• _WHAT TO PRODUCE_
All lines in the records that carry the string "image" are to be shown.

##### DATA PROVIDED #####

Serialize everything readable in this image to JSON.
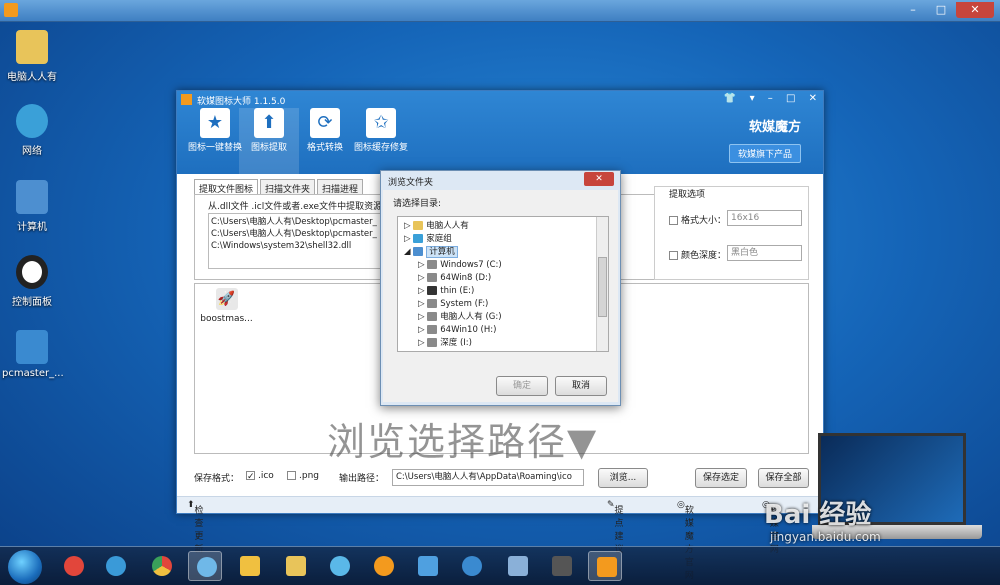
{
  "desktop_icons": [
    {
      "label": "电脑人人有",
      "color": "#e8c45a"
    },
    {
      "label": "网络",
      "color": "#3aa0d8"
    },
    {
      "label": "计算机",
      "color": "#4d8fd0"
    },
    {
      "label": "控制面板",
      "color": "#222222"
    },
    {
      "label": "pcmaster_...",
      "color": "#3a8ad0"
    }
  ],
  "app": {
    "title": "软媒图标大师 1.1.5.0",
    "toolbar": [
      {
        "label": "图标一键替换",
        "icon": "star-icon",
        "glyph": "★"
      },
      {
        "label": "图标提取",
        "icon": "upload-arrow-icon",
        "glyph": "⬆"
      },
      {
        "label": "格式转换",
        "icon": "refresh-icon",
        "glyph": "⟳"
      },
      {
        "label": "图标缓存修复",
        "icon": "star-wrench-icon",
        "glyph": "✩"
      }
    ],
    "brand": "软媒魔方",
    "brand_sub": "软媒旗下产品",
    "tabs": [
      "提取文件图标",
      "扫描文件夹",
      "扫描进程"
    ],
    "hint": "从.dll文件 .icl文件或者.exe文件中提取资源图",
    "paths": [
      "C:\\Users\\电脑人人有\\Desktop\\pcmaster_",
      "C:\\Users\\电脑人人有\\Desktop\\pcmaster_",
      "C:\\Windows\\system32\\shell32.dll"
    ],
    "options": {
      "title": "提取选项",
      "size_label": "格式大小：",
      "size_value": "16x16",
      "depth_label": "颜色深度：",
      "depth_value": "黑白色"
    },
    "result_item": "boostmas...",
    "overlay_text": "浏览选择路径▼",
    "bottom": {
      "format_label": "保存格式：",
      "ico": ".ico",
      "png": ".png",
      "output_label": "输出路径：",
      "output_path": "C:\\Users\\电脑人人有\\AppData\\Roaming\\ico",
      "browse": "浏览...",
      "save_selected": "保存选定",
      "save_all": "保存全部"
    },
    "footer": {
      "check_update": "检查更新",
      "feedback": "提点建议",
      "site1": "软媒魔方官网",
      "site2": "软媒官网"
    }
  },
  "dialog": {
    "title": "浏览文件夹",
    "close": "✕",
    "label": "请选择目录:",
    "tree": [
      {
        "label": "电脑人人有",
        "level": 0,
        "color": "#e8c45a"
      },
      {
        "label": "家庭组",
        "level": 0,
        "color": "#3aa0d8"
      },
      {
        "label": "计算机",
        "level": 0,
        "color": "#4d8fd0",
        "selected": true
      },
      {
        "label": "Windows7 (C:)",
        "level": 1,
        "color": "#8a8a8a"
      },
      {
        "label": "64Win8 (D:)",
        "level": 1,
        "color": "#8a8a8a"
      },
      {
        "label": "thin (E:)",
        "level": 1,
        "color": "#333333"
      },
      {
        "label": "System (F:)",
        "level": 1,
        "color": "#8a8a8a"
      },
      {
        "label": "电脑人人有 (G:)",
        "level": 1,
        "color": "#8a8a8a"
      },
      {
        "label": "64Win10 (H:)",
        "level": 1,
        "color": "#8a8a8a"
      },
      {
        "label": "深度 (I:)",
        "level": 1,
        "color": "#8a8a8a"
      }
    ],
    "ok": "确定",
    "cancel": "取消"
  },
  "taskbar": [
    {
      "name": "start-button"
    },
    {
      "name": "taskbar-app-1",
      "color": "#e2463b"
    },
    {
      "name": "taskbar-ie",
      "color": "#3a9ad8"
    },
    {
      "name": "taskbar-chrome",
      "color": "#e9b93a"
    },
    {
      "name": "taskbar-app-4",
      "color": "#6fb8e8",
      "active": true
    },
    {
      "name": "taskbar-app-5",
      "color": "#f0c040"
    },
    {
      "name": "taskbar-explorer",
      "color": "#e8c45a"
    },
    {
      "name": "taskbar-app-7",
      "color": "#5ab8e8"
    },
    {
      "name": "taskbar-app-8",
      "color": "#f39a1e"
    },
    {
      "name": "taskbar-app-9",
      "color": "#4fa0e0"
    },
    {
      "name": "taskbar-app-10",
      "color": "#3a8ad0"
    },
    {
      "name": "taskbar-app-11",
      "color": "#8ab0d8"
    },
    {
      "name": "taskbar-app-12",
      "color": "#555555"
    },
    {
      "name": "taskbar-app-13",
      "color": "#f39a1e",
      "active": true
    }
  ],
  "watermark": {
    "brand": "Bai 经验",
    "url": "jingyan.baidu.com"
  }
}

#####
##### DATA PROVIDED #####

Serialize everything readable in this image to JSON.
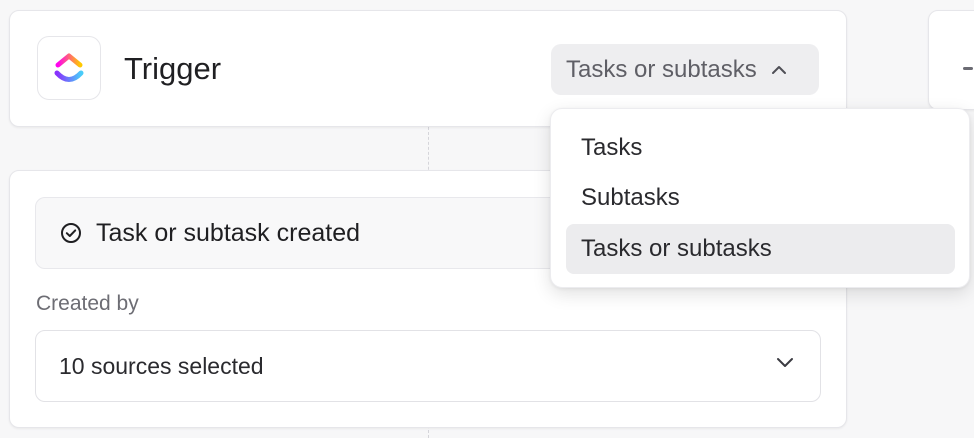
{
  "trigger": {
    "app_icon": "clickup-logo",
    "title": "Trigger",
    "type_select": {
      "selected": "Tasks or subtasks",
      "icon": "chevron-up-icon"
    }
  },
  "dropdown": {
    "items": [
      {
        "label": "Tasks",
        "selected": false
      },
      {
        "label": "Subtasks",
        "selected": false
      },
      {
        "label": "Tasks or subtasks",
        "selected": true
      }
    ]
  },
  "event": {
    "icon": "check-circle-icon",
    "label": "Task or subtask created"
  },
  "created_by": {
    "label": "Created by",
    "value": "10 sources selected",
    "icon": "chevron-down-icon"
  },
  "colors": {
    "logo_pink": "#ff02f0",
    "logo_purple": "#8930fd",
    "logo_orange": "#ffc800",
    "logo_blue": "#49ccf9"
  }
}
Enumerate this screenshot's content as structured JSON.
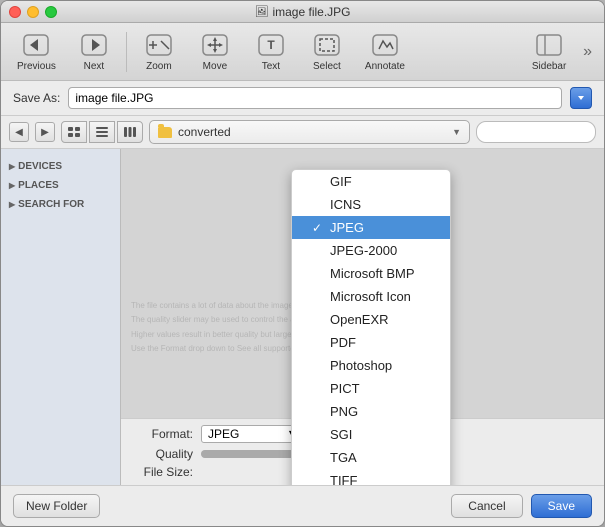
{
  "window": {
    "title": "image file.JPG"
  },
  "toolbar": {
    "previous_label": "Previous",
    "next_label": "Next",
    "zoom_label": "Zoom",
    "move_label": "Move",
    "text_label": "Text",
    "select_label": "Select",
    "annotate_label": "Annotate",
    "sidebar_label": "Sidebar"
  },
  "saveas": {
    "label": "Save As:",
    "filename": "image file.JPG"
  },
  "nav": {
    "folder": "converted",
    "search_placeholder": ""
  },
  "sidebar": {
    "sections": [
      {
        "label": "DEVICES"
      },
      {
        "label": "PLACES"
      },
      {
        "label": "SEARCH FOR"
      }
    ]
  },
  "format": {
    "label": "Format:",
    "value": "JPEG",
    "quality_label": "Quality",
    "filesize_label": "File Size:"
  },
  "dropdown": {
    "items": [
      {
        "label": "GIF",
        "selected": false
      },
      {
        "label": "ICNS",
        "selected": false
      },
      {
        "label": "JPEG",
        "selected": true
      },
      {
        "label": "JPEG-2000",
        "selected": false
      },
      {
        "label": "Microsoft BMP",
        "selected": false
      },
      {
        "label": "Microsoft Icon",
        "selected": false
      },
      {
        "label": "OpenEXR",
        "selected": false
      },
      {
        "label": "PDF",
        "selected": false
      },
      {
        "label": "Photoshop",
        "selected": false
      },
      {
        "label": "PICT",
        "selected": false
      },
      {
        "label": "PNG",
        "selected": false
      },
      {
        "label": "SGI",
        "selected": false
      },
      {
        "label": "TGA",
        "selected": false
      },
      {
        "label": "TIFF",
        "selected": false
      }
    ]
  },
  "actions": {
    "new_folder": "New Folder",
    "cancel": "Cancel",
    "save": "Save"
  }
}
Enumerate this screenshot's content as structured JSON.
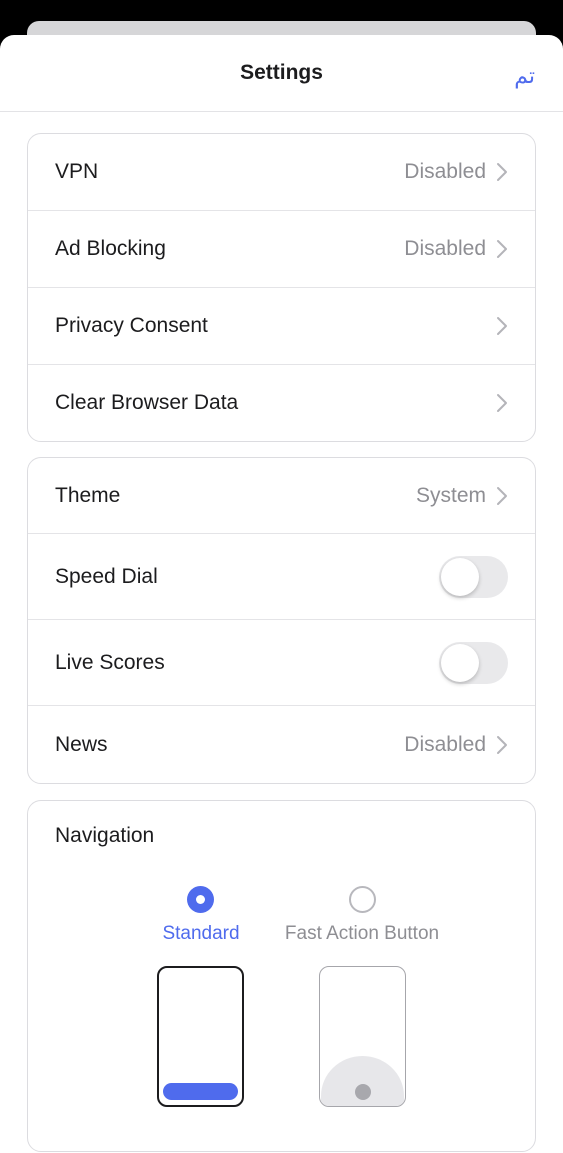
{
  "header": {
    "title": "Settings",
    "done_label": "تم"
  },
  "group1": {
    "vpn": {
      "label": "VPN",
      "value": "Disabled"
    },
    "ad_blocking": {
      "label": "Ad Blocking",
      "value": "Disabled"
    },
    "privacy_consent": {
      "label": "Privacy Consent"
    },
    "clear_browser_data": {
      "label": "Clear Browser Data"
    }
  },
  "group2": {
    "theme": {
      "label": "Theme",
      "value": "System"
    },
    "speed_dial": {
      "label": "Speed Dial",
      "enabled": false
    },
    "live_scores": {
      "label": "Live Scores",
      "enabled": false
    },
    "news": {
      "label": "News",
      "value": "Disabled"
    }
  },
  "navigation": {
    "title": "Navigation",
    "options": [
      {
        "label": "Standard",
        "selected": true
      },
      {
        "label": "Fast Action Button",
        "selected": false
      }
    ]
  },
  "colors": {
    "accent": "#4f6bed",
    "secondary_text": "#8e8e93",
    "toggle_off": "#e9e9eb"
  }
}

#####
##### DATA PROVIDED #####

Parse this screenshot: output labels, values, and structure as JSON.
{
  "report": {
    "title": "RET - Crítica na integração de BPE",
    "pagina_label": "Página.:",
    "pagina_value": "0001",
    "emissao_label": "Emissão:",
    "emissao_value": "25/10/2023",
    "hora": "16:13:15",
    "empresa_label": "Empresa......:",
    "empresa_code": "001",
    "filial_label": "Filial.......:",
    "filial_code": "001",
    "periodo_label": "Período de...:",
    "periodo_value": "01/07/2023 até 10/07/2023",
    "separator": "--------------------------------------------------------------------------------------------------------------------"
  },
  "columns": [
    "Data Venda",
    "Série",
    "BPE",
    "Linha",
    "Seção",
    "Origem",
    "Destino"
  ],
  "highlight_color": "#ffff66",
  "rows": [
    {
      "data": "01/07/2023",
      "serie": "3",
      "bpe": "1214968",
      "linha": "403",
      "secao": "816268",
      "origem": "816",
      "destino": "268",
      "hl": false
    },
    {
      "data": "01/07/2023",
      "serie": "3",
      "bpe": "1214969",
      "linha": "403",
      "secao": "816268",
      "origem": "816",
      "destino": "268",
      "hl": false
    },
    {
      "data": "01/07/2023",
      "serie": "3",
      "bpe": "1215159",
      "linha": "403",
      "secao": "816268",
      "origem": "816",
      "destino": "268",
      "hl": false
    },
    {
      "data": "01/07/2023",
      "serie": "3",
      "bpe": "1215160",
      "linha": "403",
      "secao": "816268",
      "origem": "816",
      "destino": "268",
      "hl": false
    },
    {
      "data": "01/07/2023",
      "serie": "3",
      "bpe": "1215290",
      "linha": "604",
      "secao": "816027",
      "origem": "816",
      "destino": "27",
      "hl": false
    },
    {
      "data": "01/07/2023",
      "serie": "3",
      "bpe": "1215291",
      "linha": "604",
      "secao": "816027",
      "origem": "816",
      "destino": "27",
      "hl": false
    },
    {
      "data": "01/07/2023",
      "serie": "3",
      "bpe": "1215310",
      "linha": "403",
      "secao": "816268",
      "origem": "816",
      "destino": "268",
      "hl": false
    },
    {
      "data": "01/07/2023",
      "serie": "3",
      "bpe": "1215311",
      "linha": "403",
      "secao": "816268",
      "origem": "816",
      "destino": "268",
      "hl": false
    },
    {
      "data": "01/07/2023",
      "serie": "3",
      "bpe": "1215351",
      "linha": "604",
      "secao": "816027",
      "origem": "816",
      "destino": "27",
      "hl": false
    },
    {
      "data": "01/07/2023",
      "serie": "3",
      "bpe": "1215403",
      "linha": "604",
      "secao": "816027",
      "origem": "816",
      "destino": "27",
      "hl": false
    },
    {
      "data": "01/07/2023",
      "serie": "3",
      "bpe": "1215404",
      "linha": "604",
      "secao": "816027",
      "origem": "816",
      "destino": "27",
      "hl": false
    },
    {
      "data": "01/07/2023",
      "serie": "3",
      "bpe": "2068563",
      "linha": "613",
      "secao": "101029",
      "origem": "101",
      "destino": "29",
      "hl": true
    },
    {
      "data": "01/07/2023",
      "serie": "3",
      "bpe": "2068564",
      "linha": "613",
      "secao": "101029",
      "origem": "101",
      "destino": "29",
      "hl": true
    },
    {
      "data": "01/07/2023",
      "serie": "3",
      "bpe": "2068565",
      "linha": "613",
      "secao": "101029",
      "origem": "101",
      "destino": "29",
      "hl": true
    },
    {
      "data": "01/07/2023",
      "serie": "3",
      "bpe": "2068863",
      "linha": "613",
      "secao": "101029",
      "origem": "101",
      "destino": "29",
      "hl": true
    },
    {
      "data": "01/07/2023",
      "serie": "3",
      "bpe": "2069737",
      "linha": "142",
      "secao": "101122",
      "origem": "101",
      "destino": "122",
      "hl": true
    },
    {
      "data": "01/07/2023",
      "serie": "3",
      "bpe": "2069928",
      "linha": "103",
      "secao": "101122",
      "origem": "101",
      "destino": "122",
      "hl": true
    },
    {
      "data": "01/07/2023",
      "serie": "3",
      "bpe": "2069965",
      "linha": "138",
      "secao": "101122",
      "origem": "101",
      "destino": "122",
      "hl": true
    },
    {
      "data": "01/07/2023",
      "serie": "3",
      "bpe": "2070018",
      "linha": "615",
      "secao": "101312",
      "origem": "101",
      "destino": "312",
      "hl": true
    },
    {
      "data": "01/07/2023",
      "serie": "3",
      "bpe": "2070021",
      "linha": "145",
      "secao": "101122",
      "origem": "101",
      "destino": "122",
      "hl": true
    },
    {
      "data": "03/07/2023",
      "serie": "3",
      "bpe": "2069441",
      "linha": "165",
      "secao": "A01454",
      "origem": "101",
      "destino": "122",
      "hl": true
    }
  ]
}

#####

• _TASK SOLUTION_
Serialize everything readable in this image to JSON.
Serialize everything readable in this image to JSON.
    "title": "image file.JPG"
    "filename": "image file.JPG"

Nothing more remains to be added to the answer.